[Task prompt]: Without any pictures, copy the records below once more, exactly as they are.

[Stored items from a collection]

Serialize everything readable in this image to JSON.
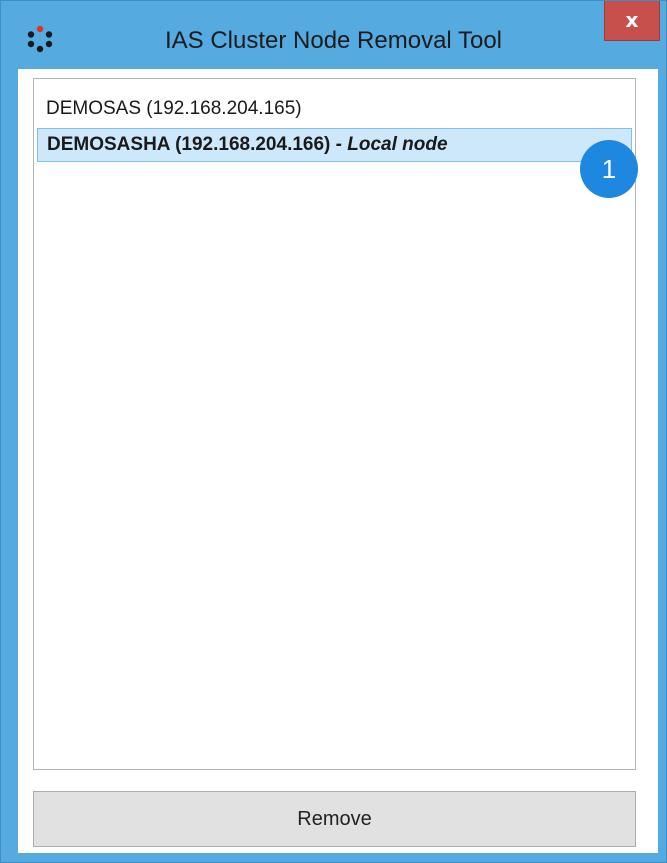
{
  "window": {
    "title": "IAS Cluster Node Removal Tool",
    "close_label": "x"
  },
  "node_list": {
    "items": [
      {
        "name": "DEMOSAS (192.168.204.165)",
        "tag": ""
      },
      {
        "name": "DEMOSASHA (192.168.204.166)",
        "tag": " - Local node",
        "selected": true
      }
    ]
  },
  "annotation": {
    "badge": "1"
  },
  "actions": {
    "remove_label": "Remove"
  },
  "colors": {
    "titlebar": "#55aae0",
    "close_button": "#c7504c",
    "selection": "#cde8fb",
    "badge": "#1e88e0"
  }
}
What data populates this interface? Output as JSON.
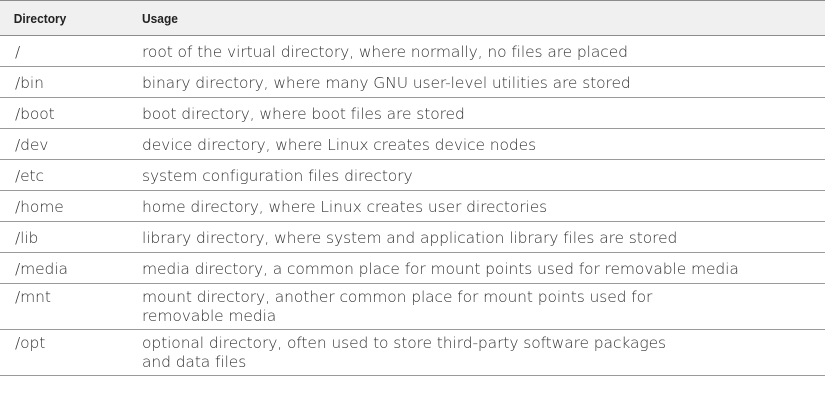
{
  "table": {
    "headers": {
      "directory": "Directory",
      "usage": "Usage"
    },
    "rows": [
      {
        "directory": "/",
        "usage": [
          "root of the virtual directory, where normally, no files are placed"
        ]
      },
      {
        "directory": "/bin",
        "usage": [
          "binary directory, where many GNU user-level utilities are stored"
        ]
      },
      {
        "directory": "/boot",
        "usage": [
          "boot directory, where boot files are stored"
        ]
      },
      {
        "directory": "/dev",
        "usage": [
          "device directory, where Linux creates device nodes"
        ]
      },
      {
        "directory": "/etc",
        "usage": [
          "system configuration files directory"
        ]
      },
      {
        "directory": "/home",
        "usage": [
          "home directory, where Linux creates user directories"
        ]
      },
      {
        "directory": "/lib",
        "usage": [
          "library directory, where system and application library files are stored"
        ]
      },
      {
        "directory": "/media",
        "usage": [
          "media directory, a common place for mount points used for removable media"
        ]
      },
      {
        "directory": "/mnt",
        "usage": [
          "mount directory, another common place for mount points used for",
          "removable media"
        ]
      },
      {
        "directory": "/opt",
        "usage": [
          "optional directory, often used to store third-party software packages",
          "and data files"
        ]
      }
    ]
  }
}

[Solution]:
Serialize everything readable in this image to JSON.
{
  "window": {
    "title": "IAS Cluster Node Removal Tool",
    "close_label": "x"
  },
  "node_list": {
    "items": [
      {
        "name": "DEMOSAS (192.168.204.165)",
        "tag": ""
      },
      {
        "name": "DEMOSASHA (192.168.204.166)",
        "tag": " - Local node",
        "selected": true
      }
    ]
  },
  "annotation": {
    "badge": "1"
  },
  "actions": {
    "remove_label": "Remove"
  },
  "colors": {
    "titlebar": "#55aae0",
    "close_button": "#c7504c",
    "selection": "#cde8fb",
    "badge": "#1e88e0"
  }
}
What data populates this interface? Output as JSON.
{
  "table": {
    "headers": {
      "directory": "Directory",
      "usage": "Usage"
    },
    "rows": [
      {
        "directory": "/",
        "usage": [
          "root of the virtual directory, where normally, no files are placed"
        ]
      },
      {
        "directory": "/bin",
        "usage": [
          "binary directory, where many GNU user-level utilities are stored"
        ]
      },
      {
        "directory": "/boot",
        "usage": [
          "boot directory, where boot files are stored"
        ]
      },
      {
        "directory": "/dev",
        "usage": [
          "device directory, where Linux creates device nodes"
        ]
      },
      {
        "directory": "/etc",
        "usage": [
          "system configuration files directory"
        ]
      },
      {
        "directory": "/home",
        "usage": [
          "home directory, where Linux creates user directories"
        ]
      },
      {
        "directory": "/lib",
        "usage": [
          "library directory, where system and application library files are stored"
        ]
      },
      {
        "directory": "/media",
        "usage": [
          "media directory, a common place for mount points used for removable media"
        ]
      },
      {
        "directory": "/mnt",
        "usage": [
          "mount directory, another common place for mount points used for",
          "removable media"
        ]
      },
      {
        "directory": "/opt",
        "usage": [
          "optional directory, often used to store third-party software packages",
          "and data files"
        ]
      }
    ]
  }
}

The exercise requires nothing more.